GUPTA: Yeah. Well, I spoke to Dr. Fauci this morning because I wanted to make sure I understood what he was saying specifically, because it could be confusing. But let me make this as easy to understand as I can.

When we talk about immunity, people look to antibodies. Immunity is made up of different things many of which we don't measure regularly so antibodies are one thing to follow. But with the immunocompromised, we know they were 500 times almost more likely to end up in the hospital as well.

We're not seeing that with a general population. If people who are healthy and vaccinated end up getting severely ill, and hospital starting to see some signals of that, that's when I think it may trigger the discussion of having a third shot for everyone else.

I think following antibodies alone is hard to do. And, again, those are the numbers right now. You have a vaccine out there that almost 90 percent for both vaccines prevent hospitalization and 100 prevention of death. If you see those numbers start to go down, that may be the indication that a third shot is important for everyone else.
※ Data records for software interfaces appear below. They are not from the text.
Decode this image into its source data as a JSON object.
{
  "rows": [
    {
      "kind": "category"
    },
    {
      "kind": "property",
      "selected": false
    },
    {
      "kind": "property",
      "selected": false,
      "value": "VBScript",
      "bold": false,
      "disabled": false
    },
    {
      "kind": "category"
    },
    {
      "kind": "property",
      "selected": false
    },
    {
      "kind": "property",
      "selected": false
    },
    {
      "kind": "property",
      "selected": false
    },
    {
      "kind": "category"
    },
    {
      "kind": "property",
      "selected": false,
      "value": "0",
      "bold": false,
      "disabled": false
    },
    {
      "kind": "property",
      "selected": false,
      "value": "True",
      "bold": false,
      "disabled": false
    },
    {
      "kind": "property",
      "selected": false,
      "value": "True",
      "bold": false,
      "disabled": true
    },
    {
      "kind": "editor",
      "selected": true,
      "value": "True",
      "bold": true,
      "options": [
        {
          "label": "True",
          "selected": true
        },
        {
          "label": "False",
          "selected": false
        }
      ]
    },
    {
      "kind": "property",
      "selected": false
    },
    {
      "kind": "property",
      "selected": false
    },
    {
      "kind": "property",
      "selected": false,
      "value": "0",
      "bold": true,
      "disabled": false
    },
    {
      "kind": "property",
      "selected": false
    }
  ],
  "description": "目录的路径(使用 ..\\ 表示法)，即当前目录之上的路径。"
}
BASH: Always learn so much from you, Sanjay Gupta, thank you so much. Appreciate it.

GUPTA: Thank you.

BASH: And coming up, we see a CNN exclusive reporting on what Russia is doing to interfere with the upcoming 2022 election. Why intelligence officials believe Russia is expanding its efforts, next.